As we mentioned earlier this week, it’s likely that, as former defence minister, Sir Nick’s motive for tabling these questions is from personal curiosity over defence matters rather than an external prompt. We have provided here the second question Sir Nick asked on AWE Burghfield, which supports this suggestion. As we have previously noted, at this stage we do not think it would be useful to approach Sir Nick for a meeting: he would likely wish to focus on this particular incident and we would not be able to add anything to the information he has received from the Minister. While we wouldn’t expect this question or the Minister’s response to be picked up by the media, we have the agreed statement in place should we get any enquiries.
We will continue to monitor Parliament for any further developments on this issue and we will keep the agreed statement on standby should we get any inquiries from this.
Joint Committee on Human Rights says terrorism measures need to be urgently reviewed

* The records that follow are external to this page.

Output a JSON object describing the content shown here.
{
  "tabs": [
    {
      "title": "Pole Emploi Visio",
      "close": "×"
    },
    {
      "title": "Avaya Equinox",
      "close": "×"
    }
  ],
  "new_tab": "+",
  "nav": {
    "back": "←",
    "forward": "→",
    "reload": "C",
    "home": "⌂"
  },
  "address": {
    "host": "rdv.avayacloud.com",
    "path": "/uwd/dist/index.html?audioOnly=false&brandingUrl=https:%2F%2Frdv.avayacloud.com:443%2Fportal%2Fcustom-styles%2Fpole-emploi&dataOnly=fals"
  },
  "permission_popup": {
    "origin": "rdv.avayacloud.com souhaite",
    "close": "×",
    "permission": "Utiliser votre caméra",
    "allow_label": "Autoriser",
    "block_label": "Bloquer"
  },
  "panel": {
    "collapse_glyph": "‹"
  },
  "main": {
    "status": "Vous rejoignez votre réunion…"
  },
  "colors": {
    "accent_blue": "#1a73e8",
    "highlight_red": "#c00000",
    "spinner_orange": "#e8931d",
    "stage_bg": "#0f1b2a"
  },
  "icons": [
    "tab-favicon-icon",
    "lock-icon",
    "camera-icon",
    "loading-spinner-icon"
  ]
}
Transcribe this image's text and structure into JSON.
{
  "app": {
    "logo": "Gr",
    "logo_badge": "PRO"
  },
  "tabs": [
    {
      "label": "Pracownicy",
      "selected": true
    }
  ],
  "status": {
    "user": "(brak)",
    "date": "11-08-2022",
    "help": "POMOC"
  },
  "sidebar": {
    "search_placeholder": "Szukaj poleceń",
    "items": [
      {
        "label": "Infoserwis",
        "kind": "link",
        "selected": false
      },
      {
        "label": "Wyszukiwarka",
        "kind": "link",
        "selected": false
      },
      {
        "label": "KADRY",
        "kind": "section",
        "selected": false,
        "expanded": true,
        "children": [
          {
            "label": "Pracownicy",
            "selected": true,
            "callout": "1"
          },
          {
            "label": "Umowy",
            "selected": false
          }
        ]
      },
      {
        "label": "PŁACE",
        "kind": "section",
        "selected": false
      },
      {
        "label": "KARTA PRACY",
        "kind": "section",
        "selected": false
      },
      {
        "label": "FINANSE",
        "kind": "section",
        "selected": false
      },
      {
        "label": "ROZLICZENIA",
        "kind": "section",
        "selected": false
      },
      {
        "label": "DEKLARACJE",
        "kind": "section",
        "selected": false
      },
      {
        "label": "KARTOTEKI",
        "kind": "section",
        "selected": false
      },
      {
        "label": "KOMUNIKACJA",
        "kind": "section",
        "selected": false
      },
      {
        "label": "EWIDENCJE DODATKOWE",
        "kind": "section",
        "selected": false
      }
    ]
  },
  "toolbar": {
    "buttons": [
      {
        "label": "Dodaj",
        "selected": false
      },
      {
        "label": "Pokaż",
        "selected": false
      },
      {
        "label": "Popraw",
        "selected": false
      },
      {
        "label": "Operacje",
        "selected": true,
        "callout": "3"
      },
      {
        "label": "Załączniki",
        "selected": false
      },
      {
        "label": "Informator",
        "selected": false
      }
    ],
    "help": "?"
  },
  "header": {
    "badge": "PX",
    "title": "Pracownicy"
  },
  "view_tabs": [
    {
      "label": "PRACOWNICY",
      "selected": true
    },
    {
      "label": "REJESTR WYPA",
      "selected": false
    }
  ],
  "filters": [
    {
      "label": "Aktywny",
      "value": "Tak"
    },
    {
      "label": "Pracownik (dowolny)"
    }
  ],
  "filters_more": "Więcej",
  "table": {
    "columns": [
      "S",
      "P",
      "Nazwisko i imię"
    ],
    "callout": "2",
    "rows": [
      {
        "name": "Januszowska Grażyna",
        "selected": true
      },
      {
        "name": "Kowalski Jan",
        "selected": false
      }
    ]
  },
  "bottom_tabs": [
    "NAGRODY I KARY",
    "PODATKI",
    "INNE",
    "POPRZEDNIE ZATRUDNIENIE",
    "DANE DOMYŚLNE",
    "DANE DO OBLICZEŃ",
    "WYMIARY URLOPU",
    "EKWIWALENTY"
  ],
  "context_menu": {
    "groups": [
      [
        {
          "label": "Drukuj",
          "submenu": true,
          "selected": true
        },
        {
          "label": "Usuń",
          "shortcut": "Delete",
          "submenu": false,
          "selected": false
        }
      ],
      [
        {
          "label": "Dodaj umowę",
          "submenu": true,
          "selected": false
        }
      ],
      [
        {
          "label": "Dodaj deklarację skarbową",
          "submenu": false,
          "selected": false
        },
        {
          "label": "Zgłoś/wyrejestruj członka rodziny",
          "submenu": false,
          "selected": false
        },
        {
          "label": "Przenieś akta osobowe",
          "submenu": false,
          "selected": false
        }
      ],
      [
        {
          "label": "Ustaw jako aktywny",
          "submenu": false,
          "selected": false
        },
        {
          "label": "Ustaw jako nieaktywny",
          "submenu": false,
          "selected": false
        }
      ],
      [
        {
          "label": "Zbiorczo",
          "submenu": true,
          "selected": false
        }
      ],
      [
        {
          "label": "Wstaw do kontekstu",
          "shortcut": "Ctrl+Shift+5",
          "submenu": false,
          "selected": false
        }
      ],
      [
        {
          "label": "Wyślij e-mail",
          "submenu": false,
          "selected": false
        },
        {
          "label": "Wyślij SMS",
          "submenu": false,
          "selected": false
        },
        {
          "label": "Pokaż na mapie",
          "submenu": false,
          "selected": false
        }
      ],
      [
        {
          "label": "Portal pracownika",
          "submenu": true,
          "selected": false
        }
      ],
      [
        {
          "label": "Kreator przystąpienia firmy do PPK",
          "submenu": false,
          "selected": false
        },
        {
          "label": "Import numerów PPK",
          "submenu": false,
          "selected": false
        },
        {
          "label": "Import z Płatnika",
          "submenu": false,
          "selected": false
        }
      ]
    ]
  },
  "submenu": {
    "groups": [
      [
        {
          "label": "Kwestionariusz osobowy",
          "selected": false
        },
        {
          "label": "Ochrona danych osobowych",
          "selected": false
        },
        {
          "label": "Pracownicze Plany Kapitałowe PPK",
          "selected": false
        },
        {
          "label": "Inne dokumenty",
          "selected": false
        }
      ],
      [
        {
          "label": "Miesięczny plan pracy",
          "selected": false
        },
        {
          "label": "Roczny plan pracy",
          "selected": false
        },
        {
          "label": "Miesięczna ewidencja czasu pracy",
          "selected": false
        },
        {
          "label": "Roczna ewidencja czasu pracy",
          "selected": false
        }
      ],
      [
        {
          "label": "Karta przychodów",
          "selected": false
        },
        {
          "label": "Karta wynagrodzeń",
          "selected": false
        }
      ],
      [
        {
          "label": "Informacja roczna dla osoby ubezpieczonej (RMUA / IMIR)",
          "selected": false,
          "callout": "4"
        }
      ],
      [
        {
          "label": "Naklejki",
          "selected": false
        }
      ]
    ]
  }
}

The House of Commons and House of Lords Joint Committee on Human Rights has published a report which says that Terrorism Prevention and Investigation Measures (TPIMs) may be “withering on the vine” as a counter-terrorism tool of practical utility. It says that it has failed to find any evidence that TPIMs have led to an increase in criminal arrests for terrorism and concludes that in 2015, the new Government must urgently address the role and effectiveness of these measures within the context of a broader review of counter-terrorism powers.
The Guardian says that almost eight current orders under TPIMs are to expire shortly under a two-year limit imposed when they were introduced in 2011. Suspects under TPIMs face a wide range of restrictions including overnight residence at a specified address, electronic tagging, tracking of movements and restrictions on travel, communications, finances, associations, work and study. TPIMs were introduced to meet a coalition commitment to get rid of control orders.
The Committee said the powers had no effectiveness in an investigative situation, but were useful in terror prevention. However, Committee Chair Dr Hywel Francis said that even as preventative measures TPIMs seemed to be “going out of favour with the agencies” and added that there was insufficient public information to make a proper judgement whether the power to impose TPIMs was still required. Dr Francis concluded “the next government will need to look again at these measures within the context of counter-terrorism powers more generally”.
Fourth tranche of redundancies announced by the Defence Secretary
Details of the fourth and final set of armed forces redundancies have been announced by the Defence Secretary. The reduction in personnel has been planned for several years and the redundancies are the last of four rounds which were announced in the strategic defence and security review in October 2010. The MOD said that with the details of the final tranche announced, it marks “the end of uncertainty” facing military personnel.
The fourth tranche of redundancies will consist of approximately 1,500 personnel, with over 1,400 to come from the Army. The MOD says that there is a robust resettlement process and a “generous” tax-free payment in place for those selected for redundancy. The Express newspaper reports that the Department is aiming for two thirds of the redundancies to be Voluntary.